**Your objective:**
Return, from the data below, each line that contains the word "getInstagramApi".

**Excerpted data:**
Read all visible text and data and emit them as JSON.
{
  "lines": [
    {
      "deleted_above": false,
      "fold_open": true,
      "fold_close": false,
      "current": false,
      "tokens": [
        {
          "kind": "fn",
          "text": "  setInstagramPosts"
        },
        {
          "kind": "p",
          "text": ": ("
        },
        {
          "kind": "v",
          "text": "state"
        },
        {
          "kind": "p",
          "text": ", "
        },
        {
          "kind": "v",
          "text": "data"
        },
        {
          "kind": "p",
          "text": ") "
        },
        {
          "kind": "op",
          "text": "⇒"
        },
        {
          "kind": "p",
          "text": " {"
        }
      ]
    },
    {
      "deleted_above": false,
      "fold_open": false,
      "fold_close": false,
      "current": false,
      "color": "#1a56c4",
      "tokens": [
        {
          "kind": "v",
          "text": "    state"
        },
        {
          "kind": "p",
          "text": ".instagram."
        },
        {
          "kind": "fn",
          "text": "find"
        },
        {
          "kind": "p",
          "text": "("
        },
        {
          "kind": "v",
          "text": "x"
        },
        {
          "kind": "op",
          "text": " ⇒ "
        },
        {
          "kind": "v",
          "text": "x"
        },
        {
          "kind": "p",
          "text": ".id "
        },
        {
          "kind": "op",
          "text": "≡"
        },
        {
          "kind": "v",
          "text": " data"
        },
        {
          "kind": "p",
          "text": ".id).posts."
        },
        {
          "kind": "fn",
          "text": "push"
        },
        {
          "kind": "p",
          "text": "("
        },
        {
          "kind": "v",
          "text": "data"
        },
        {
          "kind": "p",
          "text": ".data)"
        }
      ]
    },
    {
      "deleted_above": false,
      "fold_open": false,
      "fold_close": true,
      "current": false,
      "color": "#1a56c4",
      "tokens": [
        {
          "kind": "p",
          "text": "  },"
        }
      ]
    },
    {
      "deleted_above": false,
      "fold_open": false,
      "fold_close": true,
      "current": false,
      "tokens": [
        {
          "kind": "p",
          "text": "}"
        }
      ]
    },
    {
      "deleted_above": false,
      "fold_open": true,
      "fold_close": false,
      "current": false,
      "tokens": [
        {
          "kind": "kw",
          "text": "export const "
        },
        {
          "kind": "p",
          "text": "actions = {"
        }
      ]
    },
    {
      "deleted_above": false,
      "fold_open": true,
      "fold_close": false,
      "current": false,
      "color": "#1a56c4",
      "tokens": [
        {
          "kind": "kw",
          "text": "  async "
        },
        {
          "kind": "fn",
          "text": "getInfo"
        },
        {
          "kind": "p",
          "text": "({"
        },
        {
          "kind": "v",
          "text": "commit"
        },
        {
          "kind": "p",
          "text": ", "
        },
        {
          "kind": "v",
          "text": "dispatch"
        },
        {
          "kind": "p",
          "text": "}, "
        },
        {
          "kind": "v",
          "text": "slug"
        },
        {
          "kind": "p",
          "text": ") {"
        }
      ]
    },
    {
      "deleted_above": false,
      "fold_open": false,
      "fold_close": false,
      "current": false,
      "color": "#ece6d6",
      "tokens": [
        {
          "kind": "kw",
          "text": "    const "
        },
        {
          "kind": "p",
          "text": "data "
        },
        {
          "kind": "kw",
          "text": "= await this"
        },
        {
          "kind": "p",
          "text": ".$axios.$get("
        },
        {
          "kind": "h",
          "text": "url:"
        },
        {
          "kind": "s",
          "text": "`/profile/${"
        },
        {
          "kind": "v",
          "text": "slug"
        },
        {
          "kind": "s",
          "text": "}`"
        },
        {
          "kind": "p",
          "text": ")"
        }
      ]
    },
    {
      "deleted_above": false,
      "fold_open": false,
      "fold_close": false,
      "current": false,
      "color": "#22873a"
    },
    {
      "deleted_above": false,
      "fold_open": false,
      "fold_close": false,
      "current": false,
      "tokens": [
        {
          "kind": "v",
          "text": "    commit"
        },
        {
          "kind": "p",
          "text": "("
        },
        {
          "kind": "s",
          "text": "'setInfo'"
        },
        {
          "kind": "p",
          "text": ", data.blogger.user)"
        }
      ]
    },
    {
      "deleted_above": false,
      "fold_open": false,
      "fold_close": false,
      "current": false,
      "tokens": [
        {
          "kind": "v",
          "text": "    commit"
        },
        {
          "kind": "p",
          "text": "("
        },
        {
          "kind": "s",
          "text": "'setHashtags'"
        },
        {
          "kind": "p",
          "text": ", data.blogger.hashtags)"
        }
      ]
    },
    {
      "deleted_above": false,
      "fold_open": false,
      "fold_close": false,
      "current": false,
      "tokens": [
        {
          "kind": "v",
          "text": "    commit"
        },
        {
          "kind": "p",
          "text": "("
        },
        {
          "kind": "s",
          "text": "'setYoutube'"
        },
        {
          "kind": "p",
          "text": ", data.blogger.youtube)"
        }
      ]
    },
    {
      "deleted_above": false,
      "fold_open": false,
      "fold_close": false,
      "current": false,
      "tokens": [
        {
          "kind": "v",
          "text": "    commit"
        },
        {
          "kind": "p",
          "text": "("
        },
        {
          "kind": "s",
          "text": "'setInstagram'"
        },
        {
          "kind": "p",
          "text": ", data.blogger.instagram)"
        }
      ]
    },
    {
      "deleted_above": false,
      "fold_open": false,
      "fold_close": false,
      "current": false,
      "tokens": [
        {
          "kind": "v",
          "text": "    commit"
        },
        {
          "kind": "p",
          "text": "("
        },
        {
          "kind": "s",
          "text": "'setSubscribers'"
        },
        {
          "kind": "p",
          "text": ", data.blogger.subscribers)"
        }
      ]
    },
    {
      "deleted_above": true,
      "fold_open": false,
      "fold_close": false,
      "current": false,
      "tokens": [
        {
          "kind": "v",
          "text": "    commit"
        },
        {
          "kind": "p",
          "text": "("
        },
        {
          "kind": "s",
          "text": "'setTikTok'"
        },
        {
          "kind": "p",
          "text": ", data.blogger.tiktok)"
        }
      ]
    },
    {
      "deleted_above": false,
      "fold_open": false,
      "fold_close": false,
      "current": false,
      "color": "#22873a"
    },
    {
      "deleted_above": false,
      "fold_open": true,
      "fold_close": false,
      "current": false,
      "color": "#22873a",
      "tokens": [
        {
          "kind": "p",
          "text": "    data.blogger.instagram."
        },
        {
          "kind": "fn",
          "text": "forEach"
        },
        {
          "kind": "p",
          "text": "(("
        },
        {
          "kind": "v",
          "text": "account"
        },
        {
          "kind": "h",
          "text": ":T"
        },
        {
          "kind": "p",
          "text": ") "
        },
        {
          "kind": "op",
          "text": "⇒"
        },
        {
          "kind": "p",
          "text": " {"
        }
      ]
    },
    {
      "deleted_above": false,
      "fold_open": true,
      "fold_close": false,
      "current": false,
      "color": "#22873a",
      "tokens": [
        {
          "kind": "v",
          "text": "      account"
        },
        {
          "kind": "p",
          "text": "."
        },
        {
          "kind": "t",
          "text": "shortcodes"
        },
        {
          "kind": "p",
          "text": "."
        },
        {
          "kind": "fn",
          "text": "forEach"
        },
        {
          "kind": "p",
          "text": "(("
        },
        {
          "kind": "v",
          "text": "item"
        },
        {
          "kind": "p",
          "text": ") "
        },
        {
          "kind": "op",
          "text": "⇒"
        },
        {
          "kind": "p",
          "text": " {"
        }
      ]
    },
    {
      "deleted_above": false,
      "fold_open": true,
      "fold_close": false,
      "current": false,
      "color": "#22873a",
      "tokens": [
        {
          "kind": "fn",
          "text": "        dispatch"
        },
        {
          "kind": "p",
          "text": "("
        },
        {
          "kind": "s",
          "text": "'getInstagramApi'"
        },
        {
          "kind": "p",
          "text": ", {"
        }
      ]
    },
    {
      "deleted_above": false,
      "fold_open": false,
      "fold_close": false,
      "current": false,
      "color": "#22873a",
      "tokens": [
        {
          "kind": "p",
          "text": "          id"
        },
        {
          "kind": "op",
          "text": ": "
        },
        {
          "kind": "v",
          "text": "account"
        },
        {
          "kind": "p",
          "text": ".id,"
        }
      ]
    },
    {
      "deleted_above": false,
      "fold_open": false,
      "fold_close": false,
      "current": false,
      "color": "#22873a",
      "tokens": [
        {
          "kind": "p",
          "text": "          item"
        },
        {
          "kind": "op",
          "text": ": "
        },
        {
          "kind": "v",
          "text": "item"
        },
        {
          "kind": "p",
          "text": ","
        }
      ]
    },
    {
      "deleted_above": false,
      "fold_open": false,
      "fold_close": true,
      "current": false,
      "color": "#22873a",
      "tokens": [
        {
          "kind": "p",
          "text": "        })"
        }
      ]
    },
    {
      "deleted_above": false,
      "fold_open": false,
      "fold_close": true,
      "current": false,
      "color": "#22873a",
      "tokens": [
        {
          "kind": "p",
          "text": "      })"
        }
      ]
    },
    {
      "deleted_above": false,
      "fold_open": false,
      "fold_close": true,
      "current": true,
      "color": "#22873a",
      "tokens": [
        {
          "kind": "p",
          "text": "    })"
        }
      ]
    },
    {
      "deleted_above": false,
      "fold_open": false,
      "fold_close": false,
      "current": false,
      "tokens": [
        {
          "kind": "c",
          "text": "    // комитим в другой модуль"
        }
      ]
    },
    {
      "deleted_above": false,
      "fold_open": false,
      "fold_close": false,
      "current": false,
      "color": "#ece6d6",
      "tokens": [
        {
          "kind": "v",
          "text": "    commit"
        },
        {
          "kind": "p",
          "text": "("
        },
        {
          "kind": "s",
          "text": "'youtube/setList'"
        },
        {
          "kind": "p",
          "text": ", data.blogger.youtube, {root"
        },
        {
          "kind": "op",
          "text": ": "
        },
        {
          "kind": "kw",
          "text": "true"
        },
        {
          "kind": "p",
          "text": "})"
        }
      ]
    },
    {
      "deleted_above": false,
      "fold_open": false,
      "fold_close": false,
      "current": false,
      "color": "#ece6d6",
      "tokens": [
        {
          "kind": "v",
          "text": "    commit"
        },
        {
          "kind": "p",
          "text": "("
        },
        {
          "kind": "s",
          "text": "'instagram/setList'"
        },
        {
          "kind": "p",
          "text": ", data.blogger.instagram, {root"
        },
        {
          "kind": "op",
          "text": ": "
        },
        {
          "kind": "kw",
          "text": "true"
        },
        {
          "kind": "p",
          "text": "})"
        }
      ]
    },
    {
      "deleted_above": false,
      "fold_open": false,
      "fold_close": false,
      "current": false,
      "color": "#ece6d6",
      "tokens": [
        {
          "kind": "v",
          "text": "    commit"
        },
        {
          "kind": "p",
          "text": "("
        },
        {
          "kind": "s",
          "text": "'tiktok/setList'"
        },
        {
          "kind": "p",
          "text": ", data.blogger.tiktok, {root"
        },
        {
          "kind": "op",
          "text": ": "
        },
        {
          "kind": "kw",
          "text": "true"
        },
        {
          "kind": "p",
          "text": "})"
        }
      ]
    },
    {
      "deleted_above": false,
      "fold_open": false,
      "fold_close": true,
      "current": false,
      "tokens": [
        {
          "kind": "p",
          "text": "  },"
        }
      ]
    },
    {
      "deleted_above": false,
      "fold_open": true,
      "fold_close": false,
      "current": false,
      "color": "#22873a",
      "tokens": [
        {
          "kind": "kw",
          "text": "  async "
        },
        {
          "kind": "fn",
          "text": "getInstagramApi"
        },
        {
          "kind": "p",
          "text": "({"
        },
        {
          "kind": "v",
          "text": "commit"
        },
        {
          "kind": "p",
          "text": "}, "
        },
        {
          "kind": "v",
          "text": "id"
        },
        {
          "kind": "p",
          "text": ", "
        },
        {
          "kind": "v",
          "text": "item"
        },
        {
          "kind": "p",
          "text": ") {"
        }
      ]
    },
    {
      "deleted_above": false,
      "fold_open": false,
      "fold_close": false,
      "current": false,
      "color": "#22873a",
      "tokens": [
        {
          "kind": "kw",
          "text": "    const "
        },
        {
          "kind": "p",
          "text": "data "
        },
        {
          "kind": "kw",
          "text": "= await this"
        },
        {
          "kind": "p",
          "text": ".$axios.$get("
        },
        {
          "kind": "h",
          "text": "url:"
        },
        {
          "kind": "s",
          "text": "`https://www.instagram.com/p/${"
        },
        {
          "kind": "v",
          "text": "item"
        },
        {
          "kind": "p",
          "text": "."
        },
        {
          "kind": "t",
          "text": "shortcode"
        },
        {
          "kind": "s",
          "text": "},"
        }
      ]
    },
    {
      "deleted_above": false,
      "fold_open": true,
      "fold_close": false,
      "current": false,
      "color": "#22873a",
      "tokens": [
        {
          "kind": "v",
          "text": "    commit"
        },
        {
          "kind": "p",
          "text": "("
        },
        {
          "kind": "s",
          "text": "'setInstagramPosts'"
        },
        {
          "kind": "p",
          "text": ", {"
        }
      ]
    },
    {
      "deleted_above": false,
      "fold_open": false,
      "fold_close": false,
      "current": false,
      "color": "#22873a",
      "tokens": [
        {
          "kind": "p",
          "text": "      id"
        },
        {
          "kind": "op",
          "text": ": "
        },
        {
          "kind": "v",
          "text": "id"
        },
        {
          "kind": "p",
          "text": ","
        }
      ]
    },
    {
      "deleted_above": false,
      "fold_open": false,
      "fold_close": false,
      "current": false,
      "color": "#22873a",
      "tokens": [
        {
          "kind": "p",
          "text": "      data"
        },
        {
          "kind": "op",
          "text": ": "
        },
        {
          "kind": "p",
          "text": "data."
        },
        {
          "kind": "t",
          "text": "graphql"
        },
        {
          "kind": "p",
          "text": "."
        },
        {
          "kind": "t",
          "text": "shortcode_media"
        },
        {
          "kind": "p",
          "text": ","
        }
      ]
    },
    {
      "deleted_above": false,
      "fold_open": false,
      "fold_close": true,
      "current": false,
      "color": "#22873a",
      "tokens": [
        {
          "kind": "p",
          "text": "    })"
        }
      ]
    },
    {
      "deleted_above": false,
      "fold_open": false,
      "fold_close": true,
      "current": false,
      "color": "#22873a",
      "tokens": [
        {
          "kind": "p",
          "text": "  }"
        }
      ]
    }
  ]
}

**Answer space:**
          "text": "'getInstagramApi'"
          "text": "getInstagramApi"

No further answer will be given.